**What the task requires:** Find the string "data" in the records. Copy every line it appears in.
== Segment start ==
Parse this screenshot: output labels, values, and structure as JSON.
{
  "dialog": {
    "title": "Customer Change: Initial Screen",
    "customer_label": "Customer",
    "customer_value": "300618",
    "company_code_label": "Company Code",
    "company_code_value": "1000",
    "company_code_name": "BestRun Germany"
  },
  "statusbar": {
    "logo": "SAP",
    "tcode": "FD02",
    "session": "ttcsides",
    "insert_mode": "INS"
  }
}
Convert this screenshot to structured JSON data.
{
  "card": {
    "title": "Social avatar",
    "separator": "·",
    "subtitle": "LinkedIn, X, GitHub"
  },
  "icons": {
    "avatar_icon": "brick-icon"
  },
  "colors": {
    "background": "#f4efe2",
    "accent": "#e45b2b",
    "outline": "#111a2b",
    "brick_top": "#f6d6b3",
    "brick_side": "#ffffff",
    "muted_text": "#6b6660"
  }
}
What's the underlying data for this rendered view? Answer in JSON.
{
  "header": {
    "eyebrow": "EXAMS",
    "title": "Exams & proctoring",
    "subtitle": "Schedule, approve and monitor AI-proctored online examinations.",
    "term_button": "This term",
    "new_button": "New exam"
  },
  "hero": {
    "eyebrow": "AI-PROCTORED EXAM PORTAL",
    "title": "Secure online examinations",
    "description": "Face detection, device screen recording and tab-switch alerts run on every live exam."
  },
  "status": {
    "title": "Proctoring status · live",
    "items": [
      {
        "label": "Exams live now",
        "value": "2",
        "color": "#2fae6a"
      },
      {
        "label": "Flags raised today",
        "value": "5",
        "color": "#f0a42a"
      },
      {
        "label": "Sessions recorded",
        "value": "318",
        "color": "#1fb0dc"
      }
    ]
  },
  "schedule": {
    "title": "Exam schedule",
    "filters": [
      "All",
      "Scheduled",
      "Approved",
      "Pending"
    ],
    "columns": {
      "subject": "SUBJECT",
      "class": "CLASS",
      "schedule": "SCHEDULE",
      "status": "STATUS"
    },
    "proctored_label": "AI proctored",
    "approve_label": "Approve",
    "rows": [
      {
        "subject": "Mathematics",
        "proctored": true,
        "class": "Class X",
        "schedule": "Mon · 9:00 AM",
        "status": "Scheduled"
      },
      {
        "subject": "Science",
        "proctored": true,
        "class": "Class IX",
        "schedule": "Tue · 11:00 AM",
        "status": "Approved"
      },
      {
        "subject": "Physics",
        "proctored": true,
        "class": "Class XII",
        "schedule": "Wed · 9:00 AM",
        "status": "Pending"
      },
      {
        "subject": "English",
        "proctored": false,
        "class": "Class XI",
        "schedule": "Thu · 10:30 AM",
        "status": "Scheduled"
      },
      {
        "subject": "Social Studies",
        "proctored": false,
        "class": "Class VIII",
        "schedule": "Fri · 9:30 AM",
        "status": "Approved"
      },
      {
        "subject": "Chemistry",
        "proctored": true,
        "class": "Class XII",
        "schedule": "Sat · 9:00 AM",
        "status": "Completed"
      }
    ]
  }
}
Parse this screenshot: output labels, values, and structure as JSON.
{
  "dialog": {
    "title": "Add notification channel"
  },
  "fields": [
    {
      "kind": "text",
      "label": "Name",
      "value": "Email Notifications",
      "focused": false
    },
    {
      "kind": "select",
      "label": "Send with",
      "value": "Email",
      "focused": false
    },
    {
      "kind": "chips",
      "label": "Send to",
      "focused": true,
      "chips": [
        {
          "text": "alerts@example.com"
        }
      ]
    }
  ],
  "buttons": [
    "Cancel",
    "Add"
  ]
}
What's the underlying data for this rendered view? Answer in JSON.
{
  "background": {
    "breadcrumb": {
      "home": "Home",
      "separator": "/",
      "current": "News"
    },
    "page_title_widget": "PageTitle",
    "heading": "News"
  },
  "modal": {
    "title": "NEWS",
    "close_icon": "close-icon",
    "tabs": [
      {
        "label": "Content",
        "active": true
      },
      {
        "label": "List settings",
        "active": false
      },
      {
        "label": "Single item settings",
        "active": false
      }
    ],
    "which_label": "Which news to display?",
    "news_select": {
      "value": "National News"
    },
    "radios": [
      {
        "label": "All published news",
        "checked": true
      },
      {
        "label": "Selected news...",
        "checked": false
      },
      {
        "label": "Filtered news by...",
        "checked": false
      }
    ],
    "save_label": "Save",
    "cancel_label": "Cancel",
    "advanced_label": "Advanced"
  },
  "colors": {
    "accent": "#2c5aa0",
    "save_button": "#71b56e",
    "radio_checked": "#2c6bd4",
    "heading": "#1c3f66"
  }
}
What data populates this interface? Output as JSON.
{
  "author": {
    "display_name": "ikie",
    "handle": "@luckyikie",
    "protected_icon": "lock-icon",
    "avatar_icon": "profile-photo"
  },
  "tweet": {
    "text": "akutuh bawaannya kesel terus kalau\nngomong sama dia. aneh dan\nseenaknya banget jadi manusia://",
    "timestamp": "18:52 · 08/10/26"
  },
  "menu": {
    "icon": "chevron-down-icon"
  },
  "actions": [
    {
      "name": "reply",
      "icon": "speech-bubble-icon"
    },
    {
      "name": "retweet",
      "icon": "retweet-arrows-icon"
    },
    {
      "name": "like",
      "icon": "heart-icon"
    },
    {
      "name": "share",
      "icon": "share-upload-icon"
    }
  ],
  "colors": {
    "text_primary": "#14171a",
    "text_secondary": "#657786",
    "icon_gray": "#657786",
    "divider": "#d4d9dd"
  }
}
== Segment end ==
**Task answer:**
Convert this screenshot to structured JSON data.
What's the underlying data for this rendered view? Answer in JSON.
What's the underlying data for this rendered view? Answer in JSON.
What data populates this interface? Output as JSON.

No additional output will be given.